- ‘In an age when pubs change their look more often than many drinkers change their underpants, two York boozers are being celebrated for staying the same.’
- ‘Somehow that post-tour pint is always more satisfying than a trip to your local boozer, it is as if you have earned the right to be drinking it.’
- ‘The point of these boozers is to drink their beers - how about the Hog Ale, drunk outside on the balcony!’
- ‘We had both known Nick for years and years; he used to be the manager at our local boozer, so we knew we could trust him.’
- ‘A drinker who smashed up his favourite boozer after a row with the landlady unwittingly landed himself a court appearance.’
- ‘Bar Talk has learned that regulars at one of York's classiest local boozers will be drinking the health of England's patron saint in style on Monday.’
- ‘In our own inimitable style, the team retired to the local boozer to drink beer, play drinking games and sing the occasional song.’
- ‘The Duke of Wellington is remembered for his victory at Waterloo, his historic status commemorated in the names of innumerable local boozers.’
- ‘If you can come up with a name and he chooses it for his new pub, you will win a VIP night, including loads of free drink, at the boozer's opening night.’
- ‘But they are not in a boozer, drinking beer and spirits.’
- ‘It's a lively place for a drink - there aren't many other boozers of note in the area - but avoid the food on the bizarrely-assembled menu.’

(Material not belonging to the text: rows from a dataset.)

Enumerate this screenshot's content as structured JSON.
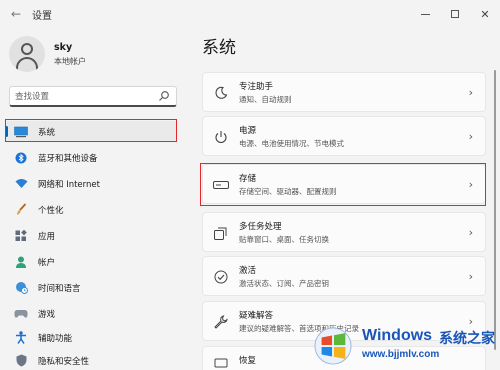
{
  "window": {
    "title": "设置",
    "back_icon": "arrow-left-icon",
    "controls": [
      "minimize-icon",
      "maximize-icon",
      "close-icon"
    ]
  },
  "user": {
    "name": "sky",
    "account_type": "本地帐户"
  },
  "search": {
    "placeholder": "查找设置"
  },
  "sidebar": {
    "items": [
      {
        "label": "系统",
        "icon": "display-icon",
        "active": true
      },
      {
        "label": "蓝牙和其他设备",
        "icon": "bluetooth-icon"
      },
      {
        "label": "网络和 Internet",
        "icon": "wifi-icon"
      },
      {
        "label": "个性化",
        "icon": "brush-icon"
      },
      {
        "label": "应用",
        "icon": "apps-icon"
      },
      {
        "label": "帐户",
        "icon": "person-icon"
      },
      {
        "label": "时间和语言",
        "icon": "globe-clock-icon"
      },
      {
        "label": "游戏",
        "icon": "gamepad-icon"
      },
      {
        "label": "辅助功能",
        "icon": "accessibility-icon"
      },
      {
        "label": "隐私和安全性",
        "icon": "shield-icon"
      }
    ]
  },
  "main": {
    "title": "系统",
    "cards": [
      {
        "title": "专注助手",
        "subtitle": "通知、自动规则",
        "icon": "focus-moon-icon"
      },
      {
        "title": "电源",
        "subtitle": "电源、电池使用情况、节电模式",
        "icon": "power-icon"
      },
      {
        "title": "存储",
        "subtitle": "存储空间、驱动器、配置规则",
        "icon": "storage-icon"
      },
      {
        "title": "多任务处理",
        "subtitle": "贴靠窗口、桌面、任务切换",
        "icon": "multitask-icon"
      },
      {
        "title": "激活",
        "subtitle": "激活状态、订阅、产品密钥",
        "icon": "activation-check-icon"
      },
      {
        "title": "疑难解答",
        "subtitle": "建议的疑难解答、首选项和历史记录",
        "icon": "wrench-icon"
      },
      {
        "title": "恢复",
        "subtitle": "",
        "icon": "recovery-icon"
      }
    ]
  },
  "watermark": {
    "brand": "Windows",
    "suffix": "系统之家",
    "url": "www.bjjmlv.com"
  },
  "colors": {
    "accent": "#0067c0",
    "highlight_border": "#e0282e",
    "background": "#f3f3f3",
    "card_background": "#fbfbfb"
  }
}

- ‘We all live near to each other so us lads decided to have a night on the town - nothing much really, a few drinks in our local boozer, but it was a good laugh all the same.’

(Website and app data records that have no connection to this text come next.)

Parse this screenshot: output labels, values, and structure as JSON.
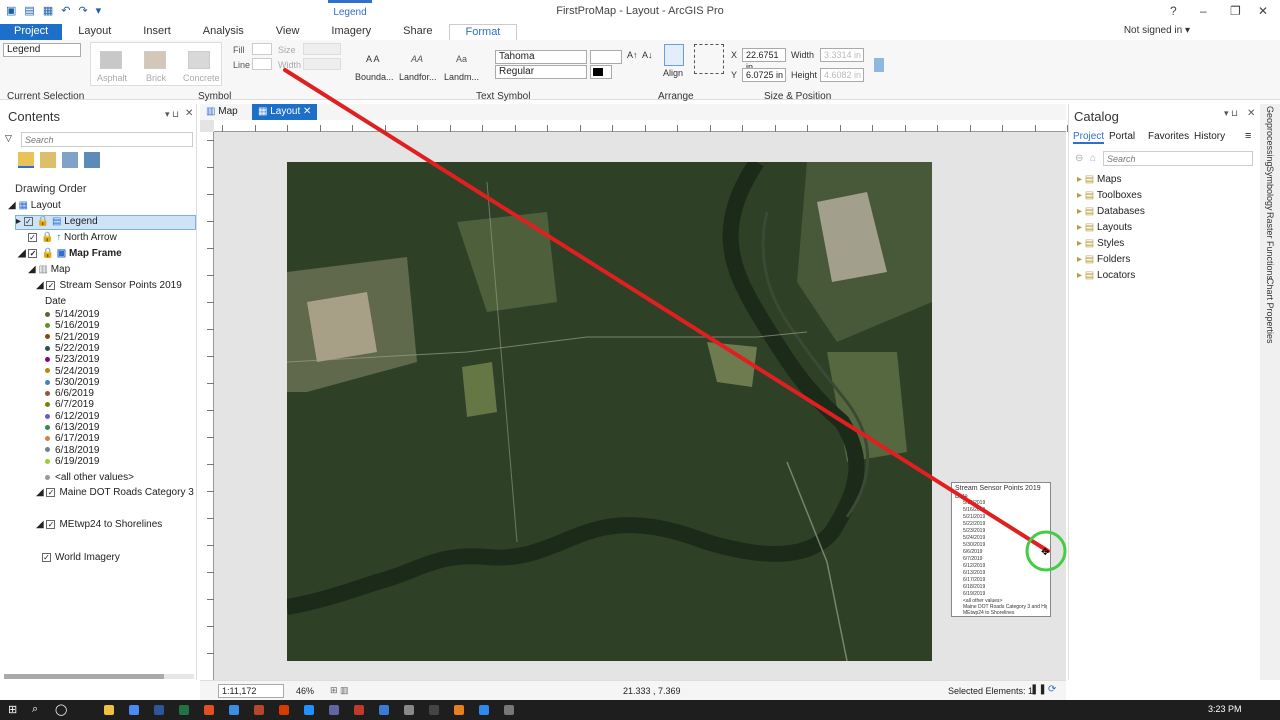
{
  "window": {
    "title": "FirstProMap - Layout - ArcGIS Pro",
    "context_tab": "Legend",
    "help": "?",
    "minimize": "–",
    "restore": "❐",
    "close": "✕"
  },
  "ribbon_tabs": [
    "Project",
    "Layout",
    "Insert",
    "Analysis",
    "View",
    "Imagery",
    "Share",
    "Format"
  ],
  "signin": "Not signed in ▾",
  "ribbon": {
    "current_selection": {
      "value": "Legend",
      "label": "Current Selection"
    },
    "symbol": {
      "label": "Symbol",
      "fill_label": "Fill",
      "line_label": "Line",
      "size_label": "Size",
      "width_label": "Width",
      "swatches": [
        {
          "name": "Asphalt",
          "color": "#c8c8c8"
        },
        {
          "name": "Brick",
          "color": "#d5c7b8"
        },
        {
          "name": "Concrete",
          "color": "#d8d8d8"
        }
      ]
    },
    "text_symbol": {
      "label": "Text Symbol",
      "styles": [
        "Bounda...",
        "Landfor...",
        "Landm..."
      ],
      "sample_glyphs": [
        "A A",
        "AA",
        "Aa"
      ],
      "font": "Tahoma",
      "style": "Regular"
    },
    "arrange": {
      "label": "Arrange",
      "button": "Align"
    },
    "size_position": {
      "label": "Size & Position",
      "x_label": "X",
      "x_value": "22.6751 in",
      "y_label": "Y",
      "y_value": "6.0725 in",
      "width_label": "Width",
      "height_label": "Height",
      "width_value": "3.3314 in",
      "height_value": "4.6082 in"
    }
  },
  "contents": {
    "title": "Contents",
    "search_placeholder": "Search",
    "drawing_order": "Drawing Order",
    "tree": {
      "layout": "Layout",
      "legend": "Legend",
      "north_arrow": "North Arrow",
      "map_frame": "Map Frame",
      "map": "Map",
      "stream_layer": "Stream Sensor Points 2019",
      "date_field": "Date",
      "dates": [
        "5/14/2019",
        "5/16/2019",
        "5/21/2019",
        "5/22/2019",
        "5/23/2019",
        "5/24/2019",
        "5/30/2019",
        "6/6/2019",
        "6/7/2019",
        "6/12/2019",
        "6/13/2019",
        "6/17/2019",
        "6/18/2019",
        "6/19/2019"
      ],
      "all_other": "<all other values>",
      "roads_layer": "Maine DOT Roads Category 3 and Highe",
      "shore_layer": "MEtwp24 to Shorelines",
      "imagery_layer": "World Imagery"
    }
  },
  "view_tabs": {
    "map": "Map",
    "layout": "Layout"
  },
  "legend_element": {
    "title": "Stream Sensor Points 2019",
    "date": "Date",
    "all_other": "<all other values>",
    "roads": "Maine DOT Roads Category 3 and Higher Lines",
    "shore": "MEtwp24 to Shorelines"
  },
  "catalog": {
    "title": "Catalog",
    "tabs": [
      "Project",
      "Portal",
      "Favorites",
      "History"
    ],
    "search_placeholder": "Search",
    "items": [
      "Maps",
      "Toolboxes",
      "Databases",
      "Layouts",
      "Styles",
      "Folders",
      "Locators"
    ]
  },
  "right_sidebar": [
    "Geoprocessing",
    "Symbology",
    "Raster Functions",
    "Chart Properties"
  ],
  "status": {
    "scale": "1:11,172",
    "zoom": "46%",
    "coords": "21.333 , 7.369",
    "selected": "Selected Elements: 1"
  },
  "taskbar": {
    "time": "3:23 PM"
  },
  "colors": {
    "accent": "#1d6fc8",
    "drag_line": "#e02020",
    "cursor_ring": "#44cc44"
  }
}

- ‘Although clearly not one of York's oldest pubs, the boozer does have a proud and well-recorded history.’
- ‘Things have changed dramatically in this historic city over the years, with drinking patterns altering from the traditional boozers to the rash of continental style café-bars that are opening everywhere.’
- ‘That could have been half the cast I saw drinking outside the redbrick boozer by the station.’
- ‘He sounds like one of those fellas you get down at my local boozer.’
- ‘And, in that time, he has drunk 63,336 pints at his favourite boozer.’
Are you looking for a word for a foolish person? We explore twelve interesting words to describe the dunderheads in your life.
Before you run for the hills, let’s run through a list of ‘run’ expressions that are running through our minds.
The definitions of ‘buddy’ and ‘bro’ in the OED have recently been revised. We explore their history and increase in popularity.